Why Scientists Are Awful Media Spokespersons
If you believe in global climate change, these numbers should scare you. According to a New York Times article from last week:
“In 2008, 50 percent of conservatives said the effects of global warming were already occurring. That number dropped to 30 percent this year, according to a Gallup poll conducted in March. A survey by Yale and George Mason universities in July found that 38 percent of Republicans don’t believe global warming is happening.”
With Republicans reclaiming the House and gaining ground in the Senate, climate change advocates will have a tougher fight than ever before. And scientists won’t make it any easier for those advocates to succeed.
Why? Because scientists regularly undermine their own work when appearing as media spokespersons. Here are three reasons they fail – and what they can do to improve.
1. They Hedge
Scientists don’t speak the language of absolutes, but rather the language of theories, studies, and hypotheses. They load their interviews with phrases such as:
- “the emerging conclusion seems to be”
- “there is increasing evidence that”
- “a recent study suggests”
But media interviews plagued with hedge phrases are squandered opportunities. The average television news sound bite is just seven seconds long, and hedge phrases cost too much of their limited airtime. Worse, climate change skeptics share no such concerns about hedging their language – they just communicate with broadly understandable, everyday language.
2. They Focus on Facts
Facts are beautiful things, but they don’t necessarily move people. Good communicators align their facts to an audience’s needs, so scientists need to create a larger context for their facts. Instead of simply stating evidence, they need to tell the audience what it means for them.
3. They Speak to Their Peers
I often ask scientists how they can express a complicated point more understandably. They regularly respond with something along the lines of, “Well, I need to leave that small detail in there, or else my colleagues will give me grief.” They’re forgetting a critical point: the primary audience isn’t their peers – it’s the general public. That means they need to lose some important but unnecessary detail in the pursuit of a larger goal – being understood. That’s not “dumbing it down,” but rather the very essence of effective communication. And they better believe that climate change skeptics fully understand that.

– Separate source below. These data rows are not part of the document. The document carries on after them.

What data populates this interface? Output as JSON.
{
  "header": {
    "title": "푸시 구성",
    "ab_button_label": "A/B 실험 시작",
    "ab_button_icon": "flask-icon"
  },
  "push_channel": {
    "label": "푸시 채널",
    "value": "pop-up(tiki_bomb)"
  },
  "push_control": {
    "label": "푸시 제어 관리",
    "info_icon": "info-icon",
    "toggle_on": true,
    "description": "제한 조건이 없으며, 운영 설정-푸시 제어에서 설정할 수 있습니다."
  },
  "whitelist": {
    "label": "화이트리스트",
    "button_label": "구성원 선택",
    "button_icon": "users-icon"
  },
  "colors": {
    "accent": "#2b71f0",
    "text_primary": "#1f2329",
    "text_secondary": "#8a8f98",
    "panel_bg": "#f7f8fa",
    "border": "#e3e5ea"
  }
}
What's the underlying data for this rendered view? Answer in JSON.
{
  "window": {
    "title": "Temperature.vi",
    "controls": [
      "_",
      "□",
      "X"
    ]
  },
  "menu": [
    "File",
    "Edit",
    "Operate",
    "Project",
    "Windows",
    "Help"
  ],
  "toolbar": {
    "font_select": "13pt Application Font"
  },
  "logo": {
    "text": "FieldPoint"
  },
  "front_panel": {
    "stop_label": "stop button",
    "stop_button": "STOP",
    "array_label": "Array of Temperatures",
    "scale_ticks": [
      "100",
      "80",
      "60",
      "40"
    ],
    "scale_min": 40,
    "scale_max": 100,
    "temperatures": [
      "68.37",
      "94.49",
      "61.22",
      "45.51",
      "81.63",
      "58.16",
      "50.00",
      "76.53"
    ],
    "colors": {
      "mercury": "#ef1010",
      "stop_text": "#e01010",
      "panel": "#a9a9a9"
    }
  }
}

I’ve worked with hundreds of scientists through the years, and have great affection for their work. But the era in which scientists are “right” just because they say so is over. In order to be effective, scientists now have to carry the burden of not only being technically accurate, but also communications savvy. Only when they learn to leave their inner policy wonk behind during media interviews will their work be viewed with the credibility it deserves.